ACTIVITY:
Set down each line of the data below exactly.

======== SOURCE DATA ========

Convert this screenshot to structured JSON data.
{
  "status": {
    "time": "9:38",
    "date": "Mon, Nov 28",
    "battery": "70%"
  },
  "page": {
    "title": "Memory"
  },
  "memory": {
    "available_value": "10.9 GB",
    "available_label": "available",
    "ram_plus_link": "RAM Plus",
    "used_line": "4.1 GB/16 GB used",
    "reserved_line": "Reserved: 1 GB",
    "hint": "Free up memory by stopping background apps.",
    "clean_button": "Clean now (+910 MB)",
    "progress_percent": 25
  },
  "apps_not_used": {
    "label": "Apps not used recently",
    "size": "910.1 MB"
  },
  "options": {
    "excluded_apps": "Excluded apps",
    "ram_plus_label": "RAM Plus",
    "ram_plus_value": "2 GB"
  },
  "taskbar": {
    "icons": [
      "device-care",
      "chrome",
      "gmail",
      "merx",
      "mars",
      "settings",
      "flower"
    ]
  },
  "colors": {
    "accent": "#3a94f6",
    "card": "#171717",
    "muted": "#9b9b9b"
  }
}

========

RESULT OF THIS EXERCISE:
Convert this screenshot to structured JSON data.
{
  "status": {
    "time": "9:38",
    "date": "Mon, Nov 28",
    "battery": "70%"
  },
  "page": {
    "title": "Memory"
  },
  "memory": {
    "available_value": "10.9 GB",
    "available_label": "available",
    "ram_plus_link": "RAM Plus",
    "used_line": "4.1 GB/16 GB used",
    "reserved_line": "Reserved: 1 GB",
    "hint": "Free up memory by stopping background apps.",
    "clean_button": "Clean now (+910 MB)",
    "progress_percent": 25
  },
  "apps_not_used": {
    "label": "Apps not used recently",
    "size": "910.1 MB"
  },
  "options": {
    "excluded_apps": "Excluded apps",
    "ram_plus_label": "RAM Plus",
    "ram_plus_value": "2 GB"
  },
  "taskbar": {
    "icons": [
      "device-care",
      "chrome",
      "gmail",
      "merx",
      "mars",
      "settings",
      "flower"
    ]
  },
  "colors": {
    "accent": "#3a94f6",
    "card": "#171717",
    "muted": "#9b9b9b"
  }
}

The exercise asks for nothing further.